In the glorious 1970s, I travelled by train from Basel to Tehran because I wanted to practice the Farsi I had learnt at university and immerse myself in a culture I had read so much about. It was a life-changing experience. I brought home a carpet, books and little souvenirs Iranian friends gave me, among them this rosary; simple glass beads which mean the world to me. They bring back memories of a time when I still believed everything was feasible and returning to Iran always a possibility. It isn’t now. I booked last December, but riots erupted in Tehran; booked again in January and General Soleimani was killed; and now there is coronavirus. But, inshallah, one day…
Put a sock on it, Japan
Last time I visited Japan I came back with nine pairs of socks. Nowhere in the world are socks more visible than in Japan, where leaving your shoes at the door of temples, galleries and even restaurants is commonplace. Quirky socks abound in souvenir shops, though quality and craftsmanship are best found in department stores and independent shops. Tabio, the most popular brand, can be found online but note that the pictures don’t do them justice. My favourite pair are from Nara and have an amazing grip and are perfect to wear with my split-toe sandals.
Lamb or goat? Zimbabwe
I purchased this lifesize beaded goat from a Zimbabwean street vendor in Johannesburg 10 years ago for about £100. Then, when I brought him on to the plane as hand luggage the next day, I spotted the former England cricketer Allan Lamb and his wife a few seats away. Lindsay Lamb told me she had seen the same vendor and had nearly bought Allan one of the lambs but couldn’t think how to transport it home.
Cinema poster paradiso, Tblisi
Dry Bridge Market in Tbilisi sprung up during the perestroika period as a place locals could shift their possessions to cope with the economic shocks. These days the wares vary from local wine and artisan pottery to furniture and Soviet-era memorabilia. For backpackers wanting something easy to carry but with plenty of sentimentality, the cinema posters we found were a tasteful mix of constructivist sensibilities and limited colour. After much good-tempered haggling, I bought a 1974 poster for the Stanislav Govorukhin movie, Kontrabanda, for around 25 lari (about £6). Every time I look at it I’m reminded of the passion the trader had for that era of cinema, which was obvious despite our limited shared language.

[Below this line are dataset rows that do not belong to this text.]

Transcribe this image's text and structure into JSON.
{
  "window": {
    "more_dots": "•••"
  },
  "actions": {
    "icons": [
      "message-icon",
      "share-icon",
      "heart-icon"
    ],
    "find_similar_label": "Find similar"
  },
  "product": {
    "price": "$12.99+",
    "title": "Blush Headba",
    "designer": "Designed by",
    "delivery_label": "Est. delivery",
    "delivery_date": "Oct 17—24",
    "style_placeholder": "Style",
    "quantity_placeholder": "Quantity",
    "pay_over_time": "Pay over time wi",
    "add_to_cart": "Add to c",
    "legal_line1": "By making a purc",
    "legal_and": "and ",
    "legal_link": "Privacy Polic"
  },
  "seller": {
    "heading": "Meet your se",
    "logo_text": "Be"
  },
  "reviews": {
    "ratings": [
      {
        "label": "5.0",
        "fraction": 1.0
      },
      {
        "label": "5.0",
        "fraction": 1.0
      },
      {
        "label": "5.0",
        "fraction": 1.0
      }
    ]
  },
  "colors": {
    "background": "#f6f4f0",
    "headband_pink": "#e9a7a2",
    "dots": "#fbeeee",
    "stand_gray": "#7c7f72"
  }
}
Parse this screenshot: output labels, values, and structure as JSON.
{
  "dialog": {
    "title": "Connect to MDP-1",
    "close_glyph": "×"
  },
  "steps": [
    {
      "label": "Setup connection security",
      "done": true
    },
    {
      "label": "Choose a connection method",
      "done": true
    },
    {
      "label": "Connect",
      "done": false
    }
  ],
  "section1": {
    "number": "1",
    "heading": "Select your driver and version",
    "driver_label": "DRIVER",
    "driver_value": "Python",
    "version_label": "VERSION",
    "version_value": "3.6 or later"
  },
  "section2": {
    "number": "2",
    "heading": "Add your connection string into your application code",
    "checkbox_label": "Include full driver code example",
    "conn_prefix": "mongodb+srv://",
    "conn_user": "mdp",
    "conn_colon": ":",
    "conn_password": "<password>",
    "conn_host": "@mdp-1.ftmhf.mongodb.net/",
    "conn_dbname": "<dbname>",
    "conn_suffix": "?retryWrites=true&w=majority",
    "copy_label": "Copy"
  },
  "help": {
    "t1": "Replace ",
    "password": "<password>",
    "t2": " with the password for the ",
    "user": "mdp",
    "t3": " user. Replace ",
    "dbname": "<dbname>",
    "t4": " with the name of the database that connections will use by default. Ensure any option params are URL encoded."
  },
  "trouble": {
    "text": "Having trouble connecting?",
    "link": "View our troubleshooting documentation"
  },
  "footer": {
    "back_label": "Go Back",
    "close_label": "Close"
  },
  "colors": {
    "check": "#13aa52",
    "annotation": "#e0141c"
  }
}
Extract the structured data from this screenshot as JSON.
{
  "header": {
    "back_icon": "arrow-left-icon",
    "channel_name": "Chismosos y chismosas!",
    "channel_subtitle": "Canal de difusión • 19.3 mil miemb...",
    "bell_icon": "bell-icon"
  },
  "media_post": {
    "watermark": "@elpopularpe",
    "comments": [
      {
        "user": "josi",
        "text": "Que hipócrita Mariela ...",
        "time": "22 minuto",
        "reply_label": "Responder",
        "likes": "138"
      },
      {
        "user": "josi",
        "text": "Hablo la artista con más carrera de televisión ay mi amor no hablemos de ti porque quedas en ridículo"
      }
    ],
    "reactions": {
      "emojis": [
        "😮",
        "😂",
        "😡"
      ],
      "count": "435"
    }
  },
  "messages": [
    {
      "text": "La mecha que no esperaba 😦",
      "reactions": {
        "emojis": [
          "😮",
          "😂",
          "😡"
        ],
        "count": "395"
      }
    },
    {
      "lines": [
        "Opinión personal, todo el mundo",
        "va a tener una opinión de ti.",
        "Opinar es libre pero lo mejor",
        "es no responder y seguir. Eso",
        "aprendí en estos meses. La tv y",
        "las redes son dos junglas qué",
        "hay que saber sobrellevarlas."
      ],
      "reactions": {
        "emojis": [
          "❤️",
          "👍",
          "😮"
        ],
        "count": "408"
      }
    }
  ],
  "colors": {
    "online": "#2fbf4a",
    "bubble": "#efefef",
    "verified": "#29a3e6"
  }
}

Have you got a licence for that? US
When I visit the USA, I buy old licence plates as souvenirs. I like the idea that they’re everyday objects rather than made for tourists, and they’re often inexpensive – many are available for $5. Finding them involves searching flea markets and junk shops, which is all part of the fun. Look closely and you’ll see that each one is a mini-story about the issuing state. Back at home, they decorate my garage walls.